Records contained in a dataset
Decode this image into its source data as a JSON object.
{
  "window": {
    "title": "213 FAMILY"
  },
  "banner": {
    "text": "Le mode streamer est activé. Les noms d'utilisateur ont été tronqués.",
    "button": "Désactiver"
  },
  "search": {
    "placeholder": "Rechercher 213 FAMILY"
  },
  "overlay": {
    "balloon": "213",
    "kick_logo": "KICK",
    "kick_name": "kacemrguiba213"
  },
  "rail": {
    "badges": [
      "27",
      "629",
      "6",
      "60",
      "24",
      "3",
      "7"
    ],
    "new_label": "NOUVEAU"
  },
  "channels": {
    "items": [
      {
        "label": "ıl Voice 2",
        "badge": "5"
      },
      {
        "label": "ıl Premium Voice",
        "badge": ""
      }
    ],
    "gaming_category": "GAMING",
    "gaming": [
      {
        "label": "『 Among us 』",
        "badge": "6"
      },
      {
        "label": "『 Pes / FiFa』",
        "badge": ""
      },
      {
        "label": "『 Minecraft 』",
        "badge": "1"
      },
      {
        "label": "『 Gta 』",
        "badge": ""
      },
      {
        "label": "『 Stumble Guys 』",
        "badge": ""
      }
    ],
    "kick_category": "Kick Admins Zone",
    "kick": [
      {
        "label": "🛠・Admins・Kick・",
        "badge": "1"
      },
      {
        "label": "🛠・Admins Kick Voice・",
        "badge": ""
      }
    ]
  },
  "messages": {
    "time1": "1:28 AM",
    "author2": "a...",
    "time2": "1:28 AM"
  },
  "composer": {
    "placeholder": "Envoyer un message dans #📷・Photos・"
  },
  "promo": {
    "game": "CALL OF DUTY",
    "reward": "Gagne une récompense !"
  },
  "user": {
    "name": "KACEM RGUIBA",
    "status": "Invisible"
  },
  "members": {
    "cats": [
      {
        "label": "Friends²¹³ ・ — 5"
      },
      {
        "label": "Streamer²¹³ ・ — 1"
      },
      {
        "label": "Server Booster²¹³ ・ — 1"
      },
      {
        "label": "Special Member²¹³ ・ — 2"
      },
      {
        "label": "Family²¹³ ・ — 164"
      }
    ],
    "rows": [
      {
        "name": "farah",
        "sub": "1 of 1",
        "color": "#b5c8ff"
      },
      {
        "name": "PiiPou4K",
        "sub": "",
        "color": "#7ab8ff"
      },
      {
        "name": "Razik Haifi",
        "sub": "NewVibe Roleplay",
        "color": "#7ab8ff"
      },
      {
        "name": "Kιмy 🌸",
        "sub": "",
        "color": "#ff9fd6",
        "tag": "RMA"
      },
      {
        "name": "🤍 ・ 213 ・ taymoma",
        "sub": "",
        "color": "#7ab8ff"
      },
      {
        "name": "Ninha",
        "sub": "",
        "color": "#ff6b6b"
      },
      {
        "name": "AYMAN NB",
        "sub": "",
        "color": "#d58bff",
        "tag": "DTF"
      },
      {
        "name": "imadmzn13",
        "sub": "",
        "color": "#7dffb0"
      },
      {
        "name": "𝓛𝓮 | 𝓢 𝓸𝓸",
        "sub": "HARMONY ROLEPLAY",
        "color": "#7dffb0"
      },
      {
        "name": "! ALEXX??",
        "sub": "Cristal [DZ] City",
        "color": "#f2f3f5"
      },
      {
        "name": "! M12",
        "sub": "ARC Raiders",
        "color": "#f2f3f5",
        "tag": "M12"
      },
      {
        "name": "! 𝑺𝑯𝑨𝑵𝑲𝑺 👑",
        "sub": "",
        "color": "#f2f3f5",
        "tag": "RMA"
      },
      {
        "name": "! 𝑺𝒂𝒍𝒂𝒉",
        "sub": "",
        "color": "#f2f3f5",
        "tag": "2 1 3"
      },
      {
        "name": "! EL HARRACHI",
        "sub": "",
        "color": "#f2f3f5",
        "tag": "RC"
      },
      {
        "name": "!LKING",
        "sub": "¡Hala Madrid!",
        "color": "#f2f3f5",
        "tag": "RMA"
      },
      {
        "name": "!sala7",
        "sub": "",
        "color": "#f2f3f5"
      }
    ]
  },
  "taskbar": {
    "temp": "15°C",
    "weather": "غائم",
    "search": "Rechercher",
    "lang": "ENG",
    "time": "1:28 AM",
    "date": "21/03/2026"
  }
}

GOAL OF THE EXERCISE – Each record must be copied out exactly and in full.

PROBLEM SOLUTION –
Decode this image into its source data as a JSON object.
{
  "window": {
    "title": "213 FAMILY"
  },
  "banner": {
    "text": "Le mode streamer est activé. Les noms d'utilisateur ont été tronqués.",
    "button": "Désactiver"
  },
  "search": {
    "placeholder": "Rechercher 213 FAMILY"
  },
  "overlay": {
    "balloon": "213",
    "kick_logo": "KICK",
    "kick_name": "kacemrguiba213"
  },
  "rail": {
    "badges": [
      "27",
      "629",
      "6",
      "60",
      "24",
      "3",
      "7"
    ],
    "new_label": "NOUVEAU"
  },
  "channels": {
    "items": [
      {
        "label": "ıl Voice 2",
        "badge": "5"
      },
      {
        "label": "ıl Premium Voice",
        "badge": ""
      }
    ],
    "gaming_category": "GAMING",
    "gaming": [
      {
        "label": "『 Among us 』",
        "badge": "6"
      },
      {
        "label": "『 Pes / FiFa』",
        "badge": ""
      },
      {
        "label": "『 Minecraft 』",
        "badge": "1"
      },
      {
        "label": "『 Gta 』",
        "badge": ""
      },
      {
        "label": "『 Stumble Guys 』",
        "badge": ""
      }
    ],
    "kick_category": "Kick Admins Zone",
    "kick": [
      {
        "label": "🛠・Admins・Kick・",
        "badge": "1"
      },
      {
        "label": "🛠・Admins Kick Voice・",
        "badge": ""
      }
    ]
  },
  "messages": {
    "time1": "1:28 AM",
    "author2": "a...",
    "time2": "1:28 AM"
  },
  "composer": {
    "placeholder": "Envoyer un message dans #📷・Photos・"
  },
  "promo": {
    "game": "CALL OF DUTY",
    "reward": "Gagne une récompense !"
  },
  "user": {
    "name": "KACEM RGUIBA",
    "status": "Invisible"
  },
  "members": {
    "cats": [
      {
        "label": "Friends²¹³ ・ — 5"
      },
      {
        "label": "Streamer²¹³ ・ — 1"
      },
      {
        "label": "Server Booster²¹³ ・ — 1"
      },
      {
        "label": "Special Member²¹³ ・ — 2"
      },
      {
        "label": "Family²¹³ ・ — 164"
      }
    ],
    "rows": [
      {
        "name": "farah",
        "sub": "1 of 1",
        "color": "#b5c8ff"
      },
      {
        "name": "PiiPou4K",
        "sub": "",
        "color": "#7ab8ff"
      },
      {
        "name": "Razik Haifi",
        "sub": "NewVibe Roleplay",
        "color": "#7ab8ff"
      },
      {
        "name": "Kιмy 🌸",
        "sub": "",
        "color": "#ff9fd6",
        "tag": "RMA"
      },
      {
        "name": "🤍 ・ 213 ・ taymoma",
        "sub": "",
        "color": "#7ab8ff"
      },
      {
        "name": "Ninha",
        "sub": "",
        "color": "#ff6b6b"
      },
      {
        "name": "AYMAN NB",
        "sub": "",
        "color": "#d58bff",
        "tag": "DTF"
      },
      {
        "name": "imadmzn13",
        "sub": "",
        "color": "#7dffb0"
      },
      {
        "name": "𝓛𝓮 | 𝓢 𝓸𝓸",
        "sub": "HARMONY ROLEPLAY",
        "color": "#7dffb0"
      },
      {
        "name": "! ALEXX??",
        "sub": "Cristal [DZ] City",
        "color": "#f2f3f5"
      },
      {
        "name": "! M12",
        "sub": "ARC Raiders",
        "color": "#f2f3f5",
        "tag": "M12"
      },
      {
        "name": "! 𝑺𝑯𝑨𝑵𝑲𝑺 👑",
        "sub": "",
        "color": "#f2f3f5",
        "tag": "RMA"
      },
      {
        "name": "! 𝑺𝒂𝒍𝒂𝒉",
        "sub": "",
        "color": "#f2f3f5",
        "tag": "2 1 3"
      },
      {
        "name": "! EL HARRACHI",
        "sub": "",
        "color": "#f2f3f5",
        "tag": "RC"
      },
      {
        "name": "!LKING",
        "sub": "¡Hala Madrid!",
        "color": "#f2f3f5",
        "tag": "RMA"
      },
      {
        "name": "!sala7",
        "sub": "",
        "color": "#f2f3f5"
      }
    ]
  },
  "taskbar": {
    "temp": "15°C",
    "weather": "غائم",
    "search": "Rechercher",
    "lang": "ENG",
    "time": "1:28 AM",
    "date": "21/03/2026"
  }
}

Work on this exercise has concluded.